ACTIVITY: Copy out each line featuring the string "articles" from the entries beneath.

(Records excerpted from a collection)

★ ★ ★

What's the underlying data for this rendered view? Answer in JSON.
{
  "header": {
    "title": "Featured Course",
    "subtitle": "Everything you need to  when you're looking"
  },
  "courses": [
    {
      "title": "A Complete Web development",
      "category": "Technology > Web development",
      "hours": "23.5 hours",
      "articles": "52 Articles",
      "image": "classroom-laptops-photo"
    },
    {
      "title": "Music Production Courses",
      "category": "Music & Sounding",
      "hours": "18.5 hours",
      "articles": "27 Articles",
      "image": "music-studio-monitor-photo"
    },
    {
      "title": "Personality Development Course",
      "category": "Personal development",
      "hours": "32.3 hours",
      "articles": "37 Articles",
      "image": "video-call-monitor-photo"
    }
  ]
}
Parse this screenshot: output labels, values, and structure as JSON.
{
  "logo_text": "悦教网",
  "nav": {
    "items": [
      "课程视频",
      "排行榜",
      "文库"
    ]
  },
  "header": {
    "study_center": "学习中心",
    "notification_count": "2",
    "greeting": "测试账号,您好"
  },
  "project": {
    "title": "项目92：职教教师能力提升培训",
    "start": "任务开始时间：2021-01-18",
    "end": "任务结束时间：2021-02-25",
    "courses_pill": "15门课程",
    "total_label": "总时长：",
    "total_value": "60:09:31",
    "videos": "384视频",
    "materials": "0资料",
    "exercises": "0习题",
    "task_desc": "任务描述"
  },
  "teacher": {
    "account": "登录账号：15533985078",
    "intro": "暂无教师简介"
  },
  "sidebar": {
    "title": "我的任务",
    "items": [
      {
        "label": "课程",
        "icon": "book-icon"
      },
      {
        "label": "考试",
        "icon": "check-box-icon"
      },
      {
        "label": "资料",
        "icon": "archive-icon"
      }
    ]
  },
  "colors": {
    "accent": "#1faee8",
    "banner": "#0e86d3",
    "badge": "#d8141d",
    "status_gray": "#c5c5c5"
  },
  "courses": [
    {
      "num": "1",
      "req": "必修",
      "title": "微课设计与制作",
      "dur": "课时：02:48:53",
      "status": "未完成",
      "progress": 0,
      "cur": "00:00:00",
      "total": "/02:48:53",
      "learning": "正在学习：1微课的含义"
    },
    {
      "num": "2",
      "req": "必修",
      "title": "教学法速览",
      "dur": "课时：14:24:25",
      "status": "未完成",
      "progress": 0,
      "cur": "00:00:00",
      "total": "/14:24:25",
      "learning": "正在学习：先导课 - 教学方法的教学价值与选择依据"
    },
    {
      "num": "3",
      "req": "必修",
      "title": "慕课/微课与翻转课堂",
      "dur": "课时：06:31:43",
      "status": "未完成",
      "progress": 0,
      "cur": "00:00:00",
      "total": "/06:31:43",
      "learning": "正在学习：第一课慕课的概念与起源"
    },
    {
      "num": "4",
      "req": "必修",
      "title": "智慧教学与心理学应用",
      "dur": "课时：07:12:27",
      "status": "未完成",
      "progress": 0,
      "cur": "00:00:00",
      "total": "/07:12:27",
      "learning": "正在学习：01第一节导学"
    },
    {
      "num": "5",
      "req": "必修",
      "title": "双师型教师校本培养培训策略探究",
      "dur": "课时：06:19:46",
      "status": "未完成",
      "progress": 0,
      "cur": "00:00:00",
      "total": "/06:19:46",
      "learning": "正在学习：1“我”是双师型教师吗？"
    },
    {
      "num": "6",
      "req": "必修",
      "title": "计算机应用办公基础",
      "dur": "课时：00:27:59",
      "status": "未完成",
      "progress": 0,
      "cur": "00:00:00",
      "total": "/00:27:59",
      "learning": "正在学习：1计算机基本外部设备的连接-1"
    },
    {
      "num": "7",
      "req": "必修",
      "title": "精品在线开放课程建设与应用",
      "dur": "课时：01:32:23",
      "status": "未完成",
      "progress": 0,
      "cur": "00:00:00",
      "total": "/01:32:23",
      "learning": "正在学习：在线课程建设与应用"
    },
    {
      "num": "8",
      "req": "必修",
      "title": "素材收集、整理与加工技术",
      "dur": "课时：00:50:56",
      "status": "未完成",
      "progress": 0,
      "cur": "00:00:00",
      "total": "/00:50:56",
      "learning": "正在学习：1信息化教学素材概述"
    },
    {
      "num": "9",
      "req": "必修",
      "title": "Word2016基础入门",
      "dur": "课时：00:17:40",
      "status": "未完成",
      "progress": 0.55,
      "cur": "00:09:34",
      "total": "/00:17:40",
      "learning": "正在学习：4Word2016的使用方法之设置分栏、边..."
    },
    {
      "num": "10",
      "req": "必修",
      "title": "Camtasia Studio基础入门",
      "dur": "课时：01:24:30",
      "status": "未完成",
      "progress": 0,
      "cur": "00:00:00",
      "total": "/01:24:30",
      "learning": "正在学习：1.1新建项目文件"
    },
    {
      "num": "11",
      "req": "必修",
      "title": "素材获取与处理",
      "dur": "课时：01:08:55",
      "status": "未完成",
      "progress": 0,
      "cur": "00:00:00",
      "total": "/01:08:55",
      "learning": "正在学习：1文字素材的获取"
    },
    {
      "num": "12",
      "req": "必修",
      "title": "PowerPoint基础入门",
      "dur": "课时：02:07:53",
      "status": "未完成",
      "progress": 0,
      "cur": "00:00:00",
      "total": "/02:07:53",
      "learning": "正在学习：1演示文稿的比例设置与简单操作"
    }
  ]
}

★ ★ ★

OUTPUT FOR THIS TASK:
      "articles": "52 Articles",
      "articles": "27 Articles",
      "articles": "37 Articles",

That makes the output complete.